• PROBLEM
Below is a listing; return it in full, exactly as it appears.

• DATA UNDER STUDY
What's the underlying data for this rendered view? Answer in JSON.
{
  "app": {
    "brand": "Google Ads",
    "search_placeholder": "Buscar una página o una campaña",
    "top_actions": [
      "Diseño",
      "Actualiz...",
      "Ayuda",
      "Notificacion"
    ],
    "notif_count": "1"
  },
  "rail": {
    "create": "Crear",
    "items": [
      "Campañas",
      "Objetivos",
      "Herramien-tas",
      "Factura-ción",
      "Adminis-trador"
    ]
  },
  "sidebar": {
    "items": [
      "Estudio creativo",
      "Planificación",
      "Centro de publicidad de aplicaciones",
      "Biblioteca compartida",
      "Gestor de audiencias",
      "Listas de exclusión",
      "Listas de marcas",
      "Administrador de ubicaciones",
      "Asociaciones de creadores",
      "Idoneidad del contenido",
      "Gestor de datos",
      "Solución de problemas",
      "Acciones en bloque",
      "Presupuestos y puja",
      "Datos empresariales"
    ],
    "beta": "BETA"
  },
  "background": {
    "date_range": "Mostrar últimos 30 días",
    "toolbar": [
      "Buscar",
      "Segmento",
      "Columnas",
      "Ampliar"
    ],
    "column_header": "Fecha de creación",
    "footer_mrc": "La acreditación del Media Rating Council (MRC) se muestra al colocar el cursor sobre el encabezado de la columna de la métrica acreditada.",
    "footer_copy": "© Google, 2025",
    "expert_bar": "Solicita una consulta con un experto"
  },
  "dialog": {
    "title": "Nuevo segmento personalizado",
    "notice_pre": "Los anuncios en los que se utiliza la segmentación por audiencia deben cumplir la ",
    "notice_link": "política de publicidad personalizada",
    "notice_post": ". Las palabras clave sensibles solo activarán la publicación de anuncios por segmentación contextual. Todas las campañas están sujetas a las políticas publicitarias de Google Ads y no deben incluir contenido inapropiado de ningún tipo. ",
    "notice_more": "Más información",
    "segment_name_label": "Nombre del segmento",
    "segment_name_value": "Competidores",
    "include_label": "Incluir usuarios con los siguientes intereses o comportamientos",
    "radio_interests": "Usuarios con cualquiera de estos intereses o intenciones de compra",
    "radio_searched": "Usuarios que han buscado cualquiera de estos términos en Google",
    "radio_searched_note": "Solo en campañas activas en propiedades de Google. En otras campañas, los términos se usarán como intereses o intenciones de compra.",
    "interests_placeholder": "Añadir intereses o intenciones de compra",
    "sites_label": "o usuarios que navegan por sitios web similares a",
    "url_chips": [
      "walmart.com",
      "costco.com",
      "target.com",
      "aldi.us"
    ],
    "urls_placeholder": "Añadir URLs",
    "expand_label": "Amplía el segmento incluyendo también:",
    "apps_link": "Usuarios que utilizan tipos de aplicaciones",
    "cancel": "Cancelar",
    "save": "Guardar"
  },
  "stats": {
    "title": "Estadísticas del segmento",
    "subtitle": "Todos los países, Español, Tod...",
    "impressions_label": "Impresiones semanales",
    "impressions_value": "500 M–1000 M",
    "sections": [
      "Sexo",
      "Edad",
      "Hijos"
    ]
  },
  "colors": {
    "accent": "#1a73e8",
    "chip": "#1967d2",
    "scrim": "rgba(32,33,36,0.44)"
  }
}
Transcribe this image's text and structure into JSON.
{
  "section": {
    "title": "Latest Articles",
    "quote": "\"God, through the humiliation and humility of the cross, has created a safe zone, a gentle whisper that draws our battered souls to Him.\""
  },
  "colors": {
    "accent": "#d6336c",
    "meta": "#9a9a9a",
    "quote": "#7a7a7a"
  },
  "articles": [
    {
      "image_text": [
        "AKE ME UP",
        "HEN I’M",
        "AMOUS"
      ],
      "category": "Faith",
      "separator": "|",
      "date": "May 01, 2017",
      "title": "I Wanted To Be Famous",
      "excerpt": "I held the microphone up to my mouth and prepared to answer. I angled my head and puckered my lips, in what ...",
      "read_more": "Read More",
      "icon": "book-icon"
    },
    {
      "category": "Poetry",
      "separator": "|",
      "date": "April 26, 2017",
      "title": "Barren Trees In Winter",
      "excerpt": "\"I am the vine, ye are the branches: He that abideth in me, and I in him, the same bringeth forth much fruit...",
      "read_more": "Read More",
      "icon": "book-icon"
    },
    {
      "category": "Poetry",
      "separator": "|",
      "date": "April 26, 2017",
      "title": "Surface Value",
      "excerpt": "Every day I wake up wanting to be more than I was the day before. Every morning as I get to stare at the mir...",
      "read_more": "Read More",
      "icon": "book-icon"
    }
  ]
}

• ANSWER BOX
What's the underlying data for this rendered view? Answer in JSON.
{
  "app": {
    "brand": "Google Ads",
    "search_placeholder": "Buscar una página o una campaña",
    "top_actions": [
      "Diseño",
      "Actualiz...",
      "Ayuda",
      "Notificacion"
    ],
    "notif_count": "1"
  },
  "rail": {
    "create": "Crear",
    "items": [
      "Campañas",
      "Objetivos",
      "Herramien-tas",
      "Factura-ción",
      "Adminis-trador"
    ]
  },
  "sidebar": {
    "items": [
      "Estudio creativo",
      "Planificación",
      "Centro de publicidad de aplicaciones",
      "Biblioteca compartida",
      "Gestor de audiencias",
      "Listas de exclusión",
      "Listas de marcas",
      "Administrador de ubicaciones",
      "Asociaciones de creadores",
      "Idoneidad del contenido",
      "Gestor de datos",
      "Solución de problemas",
      "Acciones en bloque",
      "Presupuestos y puja",
      "Datos empresariales"
    ],
    "beta": "BETA"
  },
  "background": {
    "date_range": "Mostrar últimos 30 días",
    "toolbar": [
      "Buscar",
      "Segmento",
      "Columnas",
      "Ampliar"
    ],
    "column_header": "Fecha de creación",
    "footer_mrc": "La acreditación del Media Rating Council (MRC) se muestra al colocar el cursor sobre el encabezado de la columna de la métrica acreditada.",
    "footer_copy": "© Google, 2025",
    "expert_bar": "Solicita una consulta con un experto"
  },
  "dialog": {
    "title": "Nuevo segmento personalizado",
    "notice_pre": "Los anuncios en los que se utiliza la segmentación por audiencia deben cumplir la ",
    "notice_link": "política de publicidad personalizada",
    "notice_post": ". Las palabras clave sensibles solo activarán la publicación de anuncios por segmentación contextual. Todas las campañas están sujetas a las políticas publicitarias de Google Ads y no deben incluir contenido inapropiado de ningún tipo. ",
    "notice_more": "Más información",
    "segment_name_label": "Nombre del segmento",
    "segment_name_value": "Competidores",
    "include_label": "Incluir usuarios con los siguientes intereses o comportamientos",
    "radio_interests": "Usuarios con cualquiera de estos intereses o intenciones de compra",
    "radio_searched": "Usuarios que han buscado cualquiera de estos términos en Google",
    "radio_searched_note": "Solo en campañas activas en propiedades de Google. En otras campañas, los términos se usarán como intereses o intenciones de compra.",
    "interests_placeholder": "Añadir intereses o intenciones de compra",
    "sites_label": "o usuarios que navegan por sitios web similares a",
    "url_chips": [
      "walmart.com",
      "costco.com",
      "target.com",
      "aldi.us"
    ],
    "urls_placeholder": "Añadir URLs",
    "expand_label": "Amplía el segmento incluyendo también:",
    "apps_link": "Usuarios que utilizan tipos de aplicaciones",
    "cancel": "Cancelar",
    "save": "Guardar"
  },
  "stats": {
    "title": "Estadísticas del segmento",
    "subtitle": "Todos los países, Español, Tod...",
    "impressions_label": "Impresiones semanales",
    "impressions_value": "500 M–1000 M",
    "sections": [
      "Sexo",
      "Edad",
      "Hijos"
    ]
  },
  "colors": {
    "accent": "#1a73e8",
    "chip": "#1967d2",
    "scrim": "rgba(32,33,36,0.44)"
  }
}
Transcribe this image's text and structure into JSON.
{
  "section": {
    "title": "Latest Articles",
    "quote": "\"God, through the humiliation and humility of the cross, has created a safe zone, a gentle whisper that draws our battered souls to Him.\""
  },
  "colors": {
    "accent": "#d6336c",
    "meta": "#9a9a9a",
    "quote": "#7a7a7a"
  },
  "articles": [
    {
      "image_text": [
        "AKE ME UP",
        "HEN I’M",
        "AMOUS"
      ],
      "category": "Faith",
      "separator": "|",
      "date": "May 01, 2017",
      "title": "I Wanted To Be Famous",
      "excerpt": "I held the microphone up to my mouth and prepared to answer. I angled my head and puckered my lips, in what ...",
      "read_more": "Read More",
      "icon": "book-icon"
    },
    {
      "category": "Poetry",
      "separator": "|",
      "date": "April 26, 2017",
      "title": "Barren Trees In Winter",
      "excerpt": "\"I am the vine, ye are the branches: He that abideth in me, and I in him, the same bringeth forth much fruit...",
      "read_more": "Read More",
      "icon": "book-icon"
    },
    {
      "category": "Poetry",
      "separator": "|",
      "date": "April 26, 2017",
      "title": "Surface Value",
      "excerpt": "Every day I wake up wanting to be more than I was the day before. Every morning as I get to stare at the mir...",
      "read_more": "Read More",
      "icon": "book-icon"
    }
  ]
}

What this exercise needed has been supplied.